P = F (P|F r,n)_{∞}
= Fe^{-rn}
Discrete flow, continuous compounding, sinking fund factor:
A = F (A|F r,n)_{∞}
= F (e^{r} -1)/(e^{rn} – 1)
Discrete flow, continuous compounding, single sum future worth factor:
F = P (F|P r,n)_{∞}
= Pe^{rn}
Discrete flow, continuous compounding, capital recovery factor:
A = P (A|P r,n)_{∞}
= P [ e^{rn }(e^{r} -1)/(e^{rn} – 1) ]
Discrete flow, continuous compounding, uniform series present worth factor:
P = A (P|A r,n)_{∞}
= A [ (e^{rn} -1)/ e^{rn }(e^{r} – 1) ]
Discrete flow, continuous compounding, uniform series future worth factor:
F = A (F|A r,n)_{∞}
= A [ (e^{rn} -1)/(e^{r} – 1) ]
Excel does not contain special functions for continuous compounding of discrete flows, so you must program them yourself by using the exponential function Exp( ). Thus the availability of a specialized workbook similar to that shown in Figure 1 is even more useful here than in the discrete compounding case.
Continuous Compounding for Continuous Flows
All the above formulas are based on the assumption that cash flows occur at discrete increments at the end of time periods such as months or days.
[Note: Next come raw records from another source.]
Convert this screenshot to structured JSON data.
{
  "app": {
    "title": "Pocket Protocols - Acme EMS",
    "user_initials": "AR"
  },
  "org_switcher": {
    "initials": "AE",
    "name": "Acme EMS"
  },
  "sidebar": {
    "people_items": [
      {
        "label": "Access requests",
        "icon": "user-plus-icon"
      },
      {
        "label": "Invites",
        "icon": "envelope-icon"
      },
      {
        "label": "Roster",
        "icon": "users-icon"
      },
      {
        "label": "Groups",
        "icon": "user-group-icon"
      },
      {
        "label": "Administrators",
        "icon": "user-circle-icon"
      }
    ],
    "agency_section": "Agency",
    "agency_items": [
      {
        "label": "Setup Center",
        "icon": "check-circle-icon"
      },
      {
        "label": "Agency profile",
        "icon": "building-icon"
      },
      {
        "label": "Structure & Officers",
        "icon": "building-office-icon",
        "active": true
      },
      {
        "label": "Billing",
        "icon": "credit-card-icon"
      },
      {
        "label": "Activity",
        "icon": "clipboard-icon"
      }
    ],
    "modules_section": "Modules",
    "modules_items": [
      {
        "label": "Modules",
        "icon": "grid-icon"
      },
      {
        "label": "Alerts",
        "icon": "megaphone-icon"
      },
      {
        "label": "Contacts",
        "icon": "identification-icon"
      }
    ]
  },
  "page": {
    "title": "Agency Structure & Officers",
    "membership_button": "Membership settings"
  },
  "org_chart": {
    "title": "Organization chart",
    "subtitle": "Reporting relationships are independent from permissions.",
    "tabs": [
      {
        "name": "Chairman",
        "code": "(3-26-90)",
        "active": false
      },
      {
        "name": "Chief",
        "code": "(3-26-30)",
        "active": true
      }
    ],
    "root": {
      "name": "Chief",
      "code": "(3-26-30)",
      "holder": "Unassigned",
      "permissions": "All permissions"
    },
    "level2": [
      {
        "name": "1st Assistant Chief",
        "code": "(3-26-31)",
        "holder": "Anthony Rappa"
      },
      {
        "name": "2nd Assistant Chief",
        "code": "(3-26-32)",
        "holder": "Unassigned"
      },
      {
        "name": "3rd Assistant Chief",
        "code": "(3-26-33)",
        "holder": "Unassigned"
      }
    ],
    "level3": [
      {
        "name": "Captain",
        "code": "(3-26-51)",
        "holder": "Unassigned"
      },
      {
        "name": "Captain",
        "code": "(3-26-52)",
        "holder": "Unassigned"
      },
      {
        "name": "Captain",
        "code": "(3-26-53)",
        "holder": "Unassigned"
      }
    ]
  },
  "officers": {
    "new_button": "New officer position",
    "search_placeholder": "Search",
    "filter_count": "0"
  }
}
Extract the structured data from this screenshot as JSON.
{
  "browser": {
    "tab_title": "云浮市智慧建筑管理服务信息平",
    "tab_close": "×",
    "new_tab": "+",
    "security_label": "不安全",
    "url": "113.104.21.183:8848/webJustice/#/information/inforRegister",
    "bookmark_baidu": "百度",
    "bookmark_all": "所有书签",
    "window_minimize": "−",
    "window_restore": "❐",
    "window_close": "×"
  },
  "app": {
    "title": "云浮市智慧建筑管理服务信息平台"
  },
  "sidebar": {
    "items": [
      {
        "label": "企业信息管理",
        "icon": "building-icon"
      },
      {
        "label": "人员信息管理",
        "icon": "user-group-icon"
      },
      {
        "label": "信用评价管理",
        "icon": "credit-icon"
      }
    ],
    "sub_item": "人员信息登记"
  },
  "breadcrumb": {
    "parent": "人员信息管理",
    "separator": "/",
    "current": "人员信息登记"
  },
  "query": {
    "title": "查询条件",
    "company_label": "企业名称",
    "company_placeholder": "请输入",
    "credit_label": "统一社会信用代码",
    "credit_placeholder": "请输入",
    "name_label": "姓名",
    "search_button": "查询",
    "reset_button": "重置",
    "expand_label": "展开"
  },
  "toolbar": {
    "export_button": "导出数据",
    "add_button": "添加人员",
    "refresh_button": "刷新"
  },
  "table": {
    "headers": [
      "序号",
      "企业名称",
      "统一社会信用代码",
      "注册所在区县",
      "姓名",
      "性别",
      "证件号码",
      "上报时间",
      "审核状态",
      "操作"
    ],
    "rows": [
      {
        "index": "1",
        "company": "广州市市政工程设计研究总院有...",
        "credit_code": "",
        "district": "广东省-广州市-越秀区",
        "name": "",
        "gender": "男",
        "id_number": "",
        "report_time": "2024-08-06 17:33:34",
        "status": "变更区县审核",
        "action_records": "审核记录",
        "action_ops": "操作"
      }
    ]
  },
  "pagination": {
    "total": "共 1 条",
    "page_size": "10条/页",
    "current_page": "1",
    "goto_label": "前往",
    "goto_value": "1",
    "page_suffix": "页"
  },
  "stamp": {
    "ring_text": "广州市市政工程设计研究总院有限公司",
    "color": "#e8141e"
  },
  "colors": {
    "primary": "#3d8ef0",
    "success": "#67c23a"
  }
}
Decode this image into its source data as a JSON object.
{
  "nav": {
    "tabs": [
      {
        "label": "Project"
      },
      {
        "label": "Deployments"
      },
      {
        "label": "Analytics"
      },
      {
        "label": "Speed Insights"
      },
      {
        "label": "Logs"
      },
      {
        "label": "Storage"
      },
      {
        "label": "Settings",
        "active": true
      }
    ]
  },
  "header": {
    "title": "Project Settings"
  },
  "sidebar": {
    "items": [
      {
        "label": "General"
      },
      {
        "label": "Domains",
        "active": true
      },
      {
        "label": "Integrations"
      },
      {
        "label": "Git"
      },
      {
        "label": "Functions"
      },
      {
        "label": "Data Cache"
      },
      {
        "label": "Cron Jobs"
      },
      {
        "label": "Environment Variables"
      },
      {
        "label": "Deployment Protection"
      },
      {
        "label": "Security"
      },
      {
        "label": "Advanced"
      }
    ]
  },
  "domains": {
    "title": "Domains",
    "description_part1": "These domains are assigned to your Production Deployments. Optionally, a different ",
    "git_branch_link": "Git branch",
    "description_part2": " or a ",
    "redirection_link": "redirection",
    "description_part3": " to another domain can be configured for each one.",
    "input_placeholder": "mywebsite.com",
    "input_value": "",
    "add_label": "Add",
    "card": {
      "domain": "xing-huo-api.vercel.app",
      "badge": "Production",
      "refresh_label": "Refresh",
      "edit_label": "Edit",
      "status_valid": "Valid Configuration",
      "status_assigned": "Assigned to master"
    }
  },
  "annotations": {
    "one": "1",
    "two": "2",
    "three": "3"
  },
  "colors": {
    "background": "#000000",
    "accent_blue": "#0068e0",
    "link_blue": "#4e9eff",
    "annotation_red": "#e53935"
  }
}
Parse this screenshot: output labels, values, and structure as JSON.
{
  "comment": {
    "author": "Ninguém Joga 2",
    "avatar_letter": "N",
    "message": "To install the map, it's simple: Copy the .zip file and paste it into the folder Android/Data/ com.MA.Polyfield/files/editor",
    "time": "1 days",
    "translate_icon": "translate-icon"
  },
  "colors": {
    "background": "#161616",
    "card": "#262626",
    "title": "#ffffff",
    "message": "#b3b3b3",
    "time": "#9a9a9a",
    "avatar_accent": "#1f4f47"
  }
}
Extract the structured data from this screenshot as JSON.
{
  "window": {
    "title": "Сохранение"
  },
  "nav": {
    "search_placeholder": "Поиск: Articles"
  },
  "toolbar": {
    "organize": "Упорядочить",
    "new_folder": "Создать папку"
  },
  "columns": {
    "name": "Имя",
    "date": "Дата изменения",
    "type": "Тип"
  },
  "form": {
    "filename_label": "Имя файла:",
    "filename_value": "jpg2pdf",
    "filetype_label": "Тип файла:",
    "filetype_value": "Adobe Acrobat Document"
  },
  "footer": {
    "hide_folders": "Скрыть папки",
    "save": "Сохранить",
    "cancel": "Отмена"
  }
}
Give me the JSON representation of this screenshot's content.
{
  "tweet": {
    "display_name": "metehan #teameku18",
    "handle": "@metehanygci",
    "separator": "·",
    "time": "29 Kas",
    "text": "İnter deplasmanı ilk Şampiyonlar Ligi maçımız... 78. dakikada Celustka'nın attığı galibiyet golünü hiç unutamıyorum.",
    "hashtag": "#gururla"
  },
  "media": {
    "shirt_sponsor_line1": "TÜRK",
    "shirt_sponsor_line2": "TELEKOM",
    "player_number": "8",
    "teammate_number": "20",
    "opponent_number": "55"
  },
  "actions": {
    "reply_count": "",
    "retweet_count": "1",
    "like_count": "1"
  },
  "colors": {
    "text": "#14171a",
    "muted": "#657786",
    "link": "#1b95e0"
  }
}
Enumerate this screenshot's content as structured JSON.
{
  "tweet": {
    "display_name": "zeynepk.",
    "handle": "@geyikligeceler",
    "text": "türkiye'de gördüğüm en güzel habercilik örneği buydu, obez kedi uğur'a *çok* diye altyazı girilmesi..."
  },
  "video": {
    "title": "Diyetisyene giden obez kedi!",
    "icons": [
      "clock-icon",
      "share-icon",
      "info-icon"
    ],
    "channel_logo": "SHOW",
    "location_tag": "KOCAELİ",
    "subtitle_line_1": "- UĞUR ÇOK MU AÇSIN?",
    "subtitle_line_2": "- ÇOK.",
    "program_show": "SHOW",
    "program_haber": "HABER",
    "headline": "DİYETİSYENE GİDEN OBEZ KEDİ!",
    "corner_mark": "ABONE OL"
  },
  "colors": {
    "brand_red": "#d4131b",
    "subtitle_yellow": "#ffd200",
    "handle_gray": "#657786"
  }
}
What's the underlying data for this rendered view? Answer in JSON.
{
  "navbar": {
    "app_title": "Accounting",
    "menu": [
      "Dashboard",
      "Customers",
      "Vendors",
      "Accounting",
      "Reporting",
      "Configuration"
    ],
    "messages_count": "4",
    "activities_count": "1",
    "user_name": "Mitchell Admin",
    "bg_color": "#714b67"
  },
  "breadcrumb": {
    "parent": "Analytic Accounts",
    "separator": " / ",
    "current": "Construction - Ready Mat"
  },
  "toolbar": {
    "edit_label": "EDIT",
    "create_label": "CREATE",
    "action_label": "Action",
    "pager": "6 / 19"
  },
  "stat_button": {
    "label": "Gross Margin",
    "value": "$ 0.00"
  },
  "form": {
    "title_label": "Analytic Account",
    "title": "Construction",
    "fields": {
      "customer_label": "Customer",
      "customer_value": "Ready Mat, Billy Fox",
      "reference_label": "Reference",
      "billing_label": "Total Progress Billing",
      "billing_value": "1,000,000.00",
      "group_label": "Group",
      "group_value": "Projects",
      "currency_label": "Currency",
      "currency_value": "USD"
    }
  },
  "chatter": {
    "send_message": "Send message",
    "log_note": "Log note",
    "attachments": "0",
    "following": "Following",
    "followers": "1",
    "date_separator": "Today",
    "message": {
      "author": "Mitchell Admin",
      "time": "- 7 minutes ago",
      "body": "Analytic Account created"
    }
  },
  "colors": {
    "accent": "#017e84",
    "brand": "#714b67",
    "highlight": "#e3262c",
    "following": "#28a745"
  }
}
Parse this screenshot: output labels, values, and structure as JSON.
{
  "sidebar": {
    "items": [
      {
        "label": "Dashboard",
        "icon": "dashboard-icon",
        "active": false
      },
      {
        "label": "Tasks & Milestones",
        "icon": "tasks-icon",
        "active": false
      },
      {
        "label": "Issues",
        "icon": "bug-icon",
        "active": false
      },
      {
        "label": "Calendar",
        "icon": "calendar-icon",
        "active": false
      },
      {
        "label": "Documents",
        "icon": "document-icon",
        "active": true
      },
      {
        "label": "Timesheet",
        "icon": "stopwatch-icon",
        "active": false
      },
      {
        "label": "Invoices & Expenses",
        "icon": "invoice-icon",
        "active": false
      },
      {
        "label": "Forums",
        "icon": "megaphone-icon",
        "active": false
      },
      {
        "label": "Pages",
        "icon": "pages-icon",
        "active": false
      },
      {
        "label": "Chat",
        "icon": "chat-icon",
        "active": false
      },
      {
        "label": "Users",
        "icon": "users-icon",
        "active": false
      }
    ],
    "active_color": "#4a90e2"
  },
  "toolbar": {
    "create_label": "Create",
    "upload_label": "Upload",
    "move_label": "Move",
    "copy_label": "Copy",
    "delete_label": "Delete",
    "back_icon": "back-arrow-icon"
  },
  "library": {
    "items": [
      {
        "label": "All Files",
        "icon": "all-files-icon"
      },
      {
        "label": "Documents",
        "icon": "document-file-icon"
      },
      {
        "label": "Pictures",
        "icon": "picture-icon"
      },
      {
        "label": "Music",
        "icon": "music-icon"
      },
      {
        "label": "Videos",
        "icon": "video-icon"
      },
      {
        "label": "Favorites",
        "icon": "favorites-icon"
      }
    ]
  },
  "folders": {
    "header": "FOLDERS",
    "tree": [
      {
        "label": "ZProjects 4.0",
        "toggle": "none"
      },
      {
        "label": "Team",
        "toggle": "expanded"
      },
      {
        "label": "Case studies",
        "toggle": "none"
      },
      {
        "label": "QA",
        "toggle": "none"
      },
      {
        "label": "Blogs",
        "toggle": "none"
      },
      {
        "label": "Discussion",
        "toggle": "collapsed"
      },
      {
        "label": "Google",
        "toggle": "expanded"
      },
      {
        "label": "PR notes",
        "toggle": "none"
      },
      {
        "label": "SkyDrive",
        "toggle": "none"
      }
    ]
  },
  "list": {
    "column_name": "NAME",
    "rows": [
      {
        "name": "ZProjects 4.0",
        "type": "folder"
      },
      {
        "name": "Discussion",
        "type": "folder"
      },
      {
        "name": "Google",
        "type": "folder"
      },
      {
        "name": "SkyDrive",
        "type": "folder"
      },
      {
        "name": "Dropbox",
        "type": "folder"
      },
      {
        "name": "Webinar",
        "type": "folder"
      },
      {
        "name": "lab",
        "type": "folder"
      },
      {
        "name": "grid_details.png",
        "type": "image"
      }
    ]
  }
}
If, instead, we assume that a total A of money flows continuously and uniformly throughout a given time period, then the result is referred to as “continuous flow.” It can be shown that the following formulas apply in this case.
Continuous flow, continuous compounding uniform series present worth factor:
P = A (P|A r,n)
= A [(ern – 1)/rern ]
Continuous flow, continuous compounding uniform series future worth factor:
F = A (F|A r,n)
= A [(ern – 1)/r ]
Continuous flow, continuous compounding capital recovery factor:
A = P (A|P r,n)
= P[ rern /(ern – 1) ]
Continuous flow, continuous compounding sinking fund factor:
A = F (A|F r,n)
= F [ r / (ern – 1) ]
As was the case for continuous compounding of discrete flows, Excel does not contain special functions for continuous compounding of continuous flows, and so you must program them yourself by using the exponential function Exp( ). Again the availability of a specialized workbook similar to that shown in Figure 1 is quite useful for applying these formulas.
The workbook of which the spreadsheet of Figure 1 is a part contains tabs for discrete compounding, continuous compounding for discrete flows and continuous compounding for continuous flows. Because all formulas used in each tab are visible and can be unlocked, users possessing only a basic knowledge of Excel may easily customize the spreadsheet to meet particular needs and recurring applications. This Excel workbook is available at low cost on our download page.
References
1. Riggs, J.L., Bedworth, D.D., and Randhawa, S.U., Engineering Economics, 4th ed., McGraw-Hill, New York, NY (1987).
2. White, J.A., Agee, M.H., and Case, K.E., Principles of Engineering Economic Analysis, 3rd ed., Wiley, New York, NY (1989).
3. Megginson, W.L., Smart, S.B., and Lucey, B.M., Introduction to Corporate Finance, Cengage Learning, London (2008).
4. Brigham, E.F., and Ehrhardt, M.C., Financial Management, Thomson South-Western, Mason, OH (2008).